Reproduce the records below exactly, but leave their pictures out of the copy.

*** Opening of Records for this exercise ***

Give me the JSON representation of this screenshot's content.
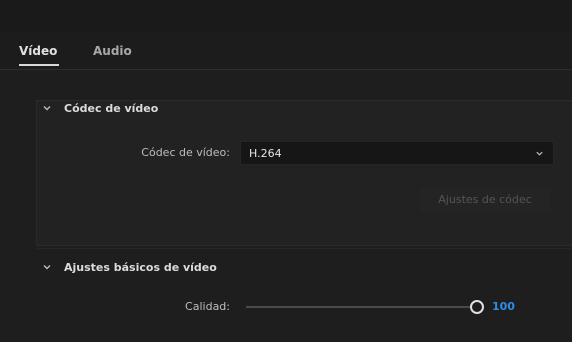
{
  "tabs": [
    {
      "label": "Vídeo",
      "active": true
    },
    {
      "label": "Audio",
      "active": false
    }
  ],
  "codec_section": {
    "title": "Códec de vídeo",
    "field_label": "Códec de vídeo:",
    "field_value": "H.264",
    "settings_button": "Ajustes de códec"
  },
  "basic_section": {
    "title": "Ajustes básicos de vídeo",
    "quality_label": "Calidad:",
    "quality_value": "100",
    "quality_fraction": 1.0
  },
  "colors": {
    "accent": "#2d8ceb",
    "background": "#1e1e1e"
  },
  "icons": [
    "chevron-down-icon",
    "dropdown-arrow-icon",
    "slider-thumb"
  ]
}
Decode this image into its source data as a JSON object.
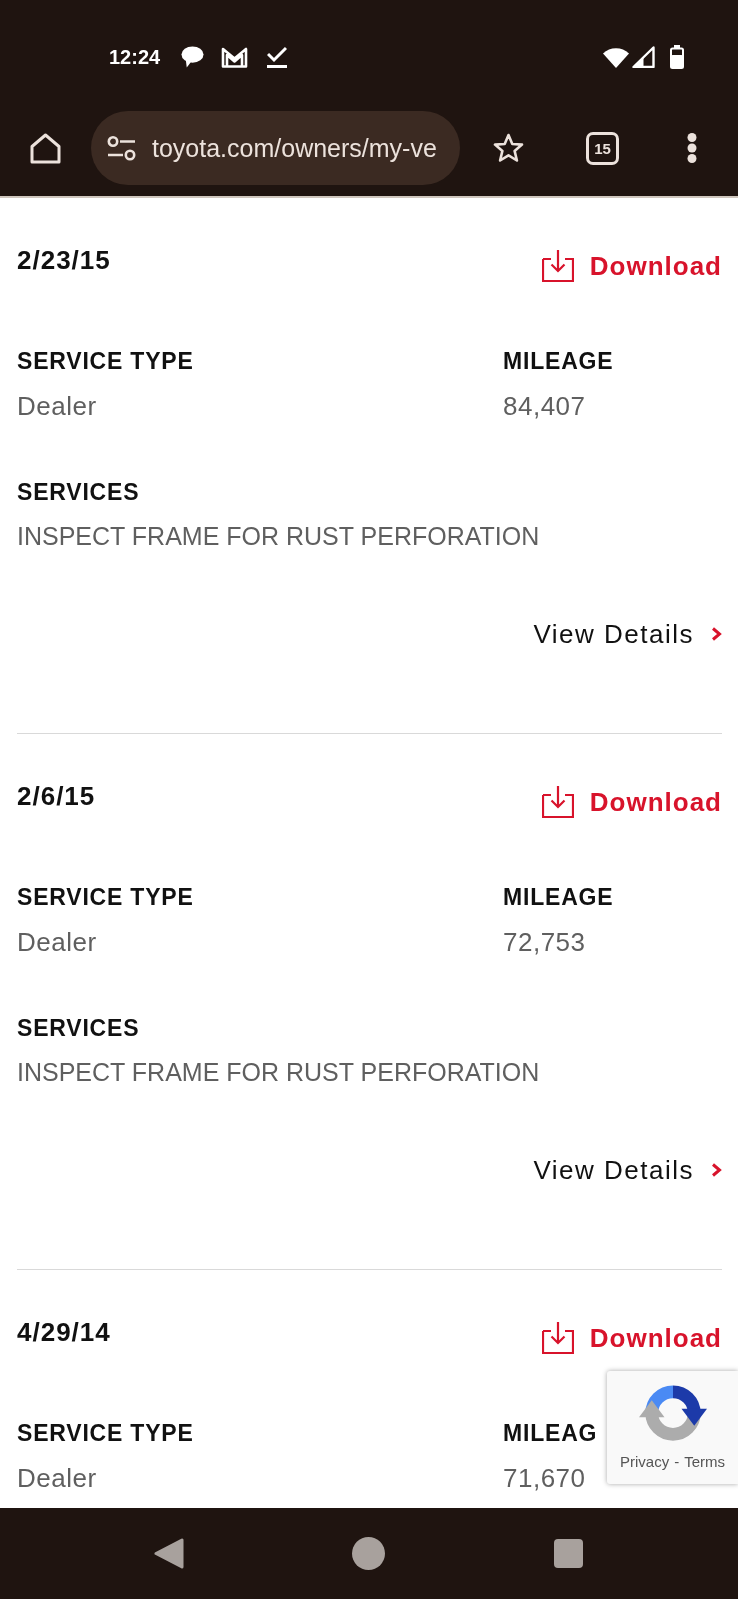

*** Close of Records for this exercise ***

Worked solution –
Give me the JSON representation of this screenshot's content.
{
  "tabs": [
    {
      "label": "Vídeo",
      "active": true
    },
    {
      "label": "Audio",
      "active": false
    }
  ],
  "codec_section": {
    "title": "Códec de vídeo",
    "field_label": "Códec de vídeo:",
    "field_value": "H.264",
    "settings_button": "Ajustes de códec"
  },
  "basic_section": {
    "title": "Ajustes básicos de vídeo",
    "quality_label": "Calidad:",
    "quality_value": "100",
    "quality_fraction": 1.0
  },
  "colors": {
    "accent": "#2d8ceb",
    "background": "#1e1e1e"
  },
  "icons": [
    "chevron-down-icon",
    "dropdown-arrow-icon",
    "slider-thumb"
  ]
}
Decode this image into its source data as a JSON object.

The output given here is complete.